*Task brief*. The answer should be one number only, namely how many lines of the records hold the word "back".

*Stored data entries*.
----

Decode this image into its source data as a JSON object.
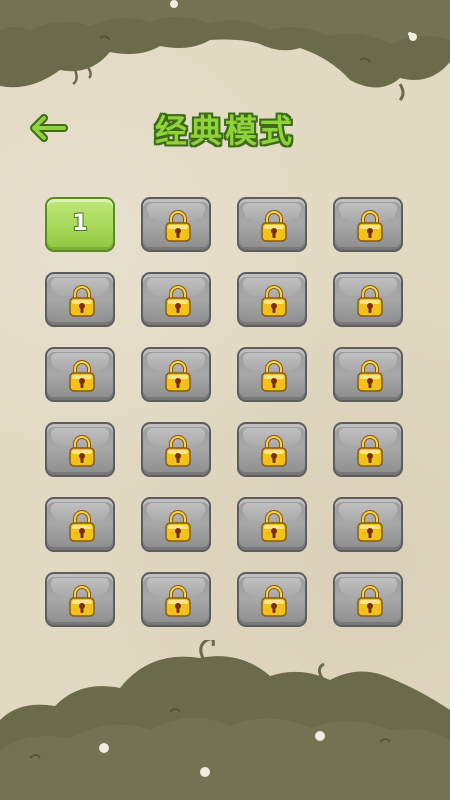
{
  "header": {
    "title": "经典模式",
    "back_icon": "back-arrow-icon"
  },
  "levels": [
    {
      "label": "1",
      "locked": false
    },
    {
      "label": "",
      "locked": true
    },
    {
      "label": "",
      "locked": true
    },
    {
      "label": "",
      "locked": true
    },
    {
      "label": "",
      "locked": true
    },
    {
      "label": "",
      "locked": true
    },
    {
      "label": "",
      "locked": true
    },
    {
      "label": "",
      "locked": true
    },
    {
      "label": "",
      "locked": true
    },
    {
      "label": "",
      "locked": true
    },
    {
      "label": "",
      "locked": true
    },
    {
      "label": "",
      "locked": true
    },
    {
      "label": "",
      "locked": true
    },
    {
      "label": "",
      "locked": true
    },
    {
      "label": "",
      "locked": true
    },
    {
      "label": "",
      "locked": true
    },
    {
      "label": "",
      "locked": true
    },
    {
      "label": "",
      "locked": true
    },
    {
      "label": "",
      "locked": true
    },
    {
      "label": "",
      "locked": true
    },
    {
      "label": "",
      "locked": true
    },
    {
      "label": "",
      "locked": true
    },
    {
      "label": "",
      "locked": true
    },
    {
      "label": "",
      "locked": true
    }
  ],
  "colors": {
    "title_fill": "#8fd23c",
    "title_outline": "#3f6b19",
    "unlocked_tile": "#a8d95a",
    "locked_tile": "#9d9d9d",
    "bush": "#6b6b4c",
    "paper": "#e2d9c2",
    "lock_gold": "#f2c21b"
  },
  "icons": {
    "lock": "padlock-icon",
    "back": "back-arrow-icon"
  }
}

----

*Solution for this exercise*. 2